Andrew Carr is the Nuffield Professor of Orthopaedic Surgery at the University of Oxford and trained at Bristol, Sheffield, Oxford, Seattle and Melbourne. He established the shoulder surgery service in Oxford and is past President of the British Shoulder and Elbow Surgery Society. He was a Non-Executive Director and then Divisional Director of the Nuffield Orthopaedic Centre during the formation of Oxford University Hospitals NHS Trust. He is currently an elected Council member of the Royal College of Surgeons of England

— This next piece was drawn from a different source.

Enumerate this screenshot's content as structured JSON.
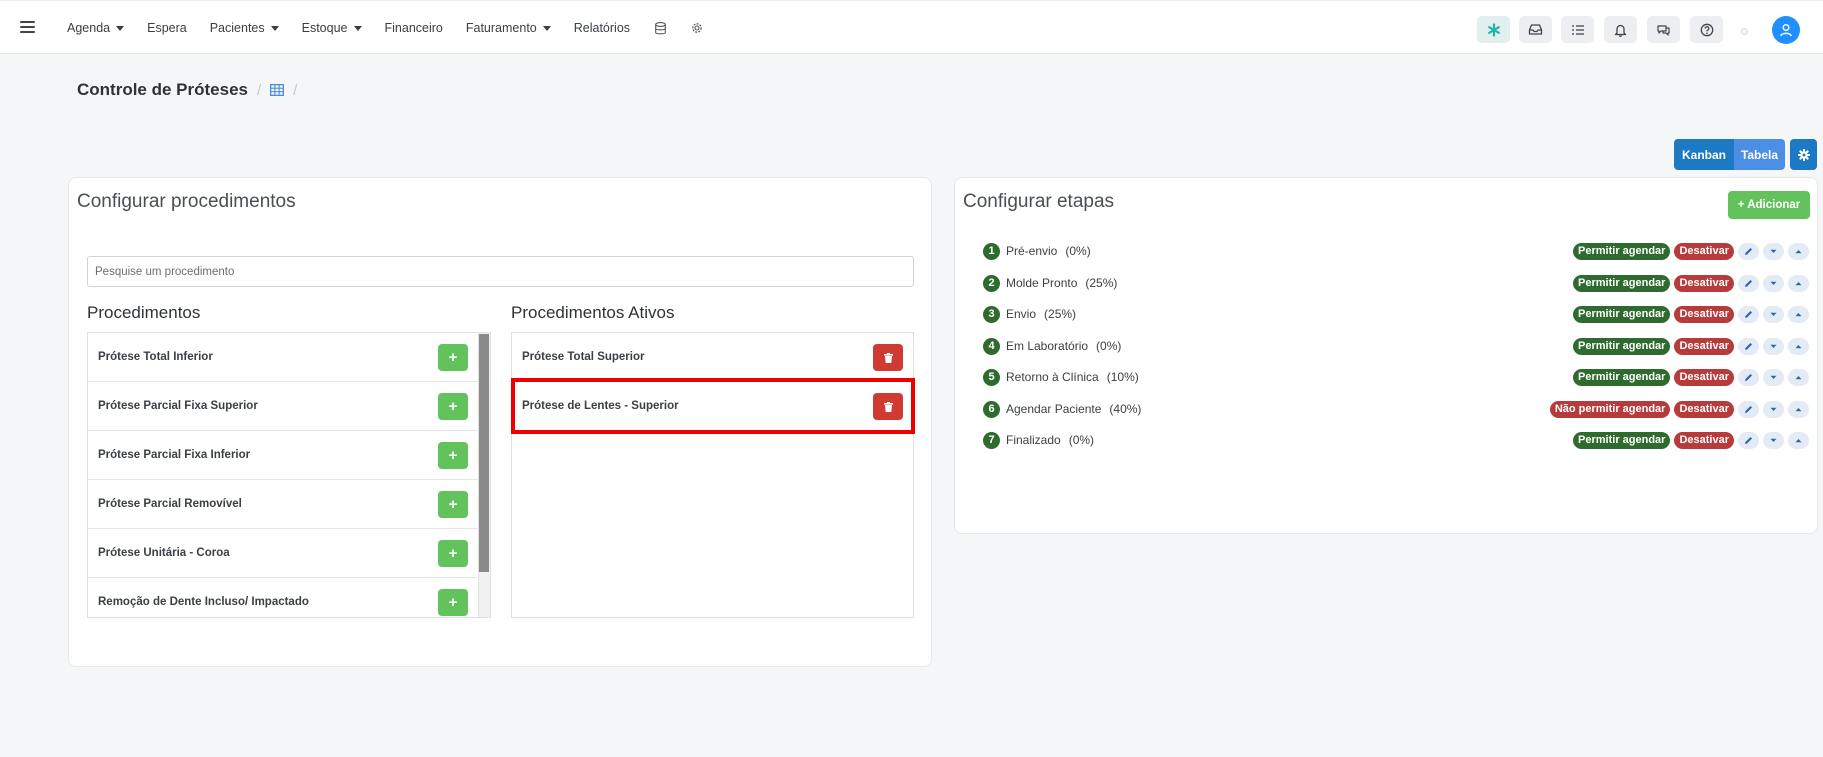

His research has focussed on the development and evaluation of surgical implants. Whilst working with John Goodfellow, he defined the use of the Oxford Knee as a partial knee replacement which has been implanted in over two million people worldwide. He pioneered the importance of patients’ views in assessing the outcome of surgery and the Oxford Scores, which he co-invented are now used globally to assess patient outcomes and direct health policy. He has improved the infrastructure for clinical trials for orthopaedic surgery in the UK and co-founded the Royal College of Surgeons of England Trial Unit in Oxford in 2012. He has contributed to novel trial designs including the controversial use of placebo surgery controls. His laboratory has invented new surgical implants using electrospun fibres that improve cell growth and tissue healing after surgery.
He is author of over 450 publications, including more than 30 in the Lancet, BMJ and Nature Biotechnology, which have been cited over 44,000 times. He is is one of the 25 most cited surgical researchers globally. His research has featured in the media including the Times, the Guardian, the Daily Telegraph, the Observer, BBC Horizon, BBC news, BBC radio, CBS the Doctors, the New Statesman and Der Spiegel.
He was head of the department of orthopaedics, rheumatology and musculoskeletal sciences from 2001-2022. During his tenure the department grew to become the largest academic musculoskeletal department globally with 600 staff, over 100 postgraduate research students and an external grant portfolio of £180million. He led the development of the Botnar Research Institute which now houses over 300 multidisciplinary researchers. He was Director of the NIHR Biomedical Research Unit in Oxford from 2008-2017 and was instrumental in the relocation of the Kennedy Institute for Rheumatology to Oxford in 2013.
He is a fellow of the Academy of Medical Sciences and an NIHR Senior Investigator. His awards include an honorary Doctorate of Medicine from the University of Copenhagen, the Gold Medal of the British Orthopaedic Association and the Steindler Award from the USA. He is a Nuffield Medical Trustee, Chair of the Nuffield Oxford Hospitals Fund and Deputy Chair of Trustees of the University of Bristol.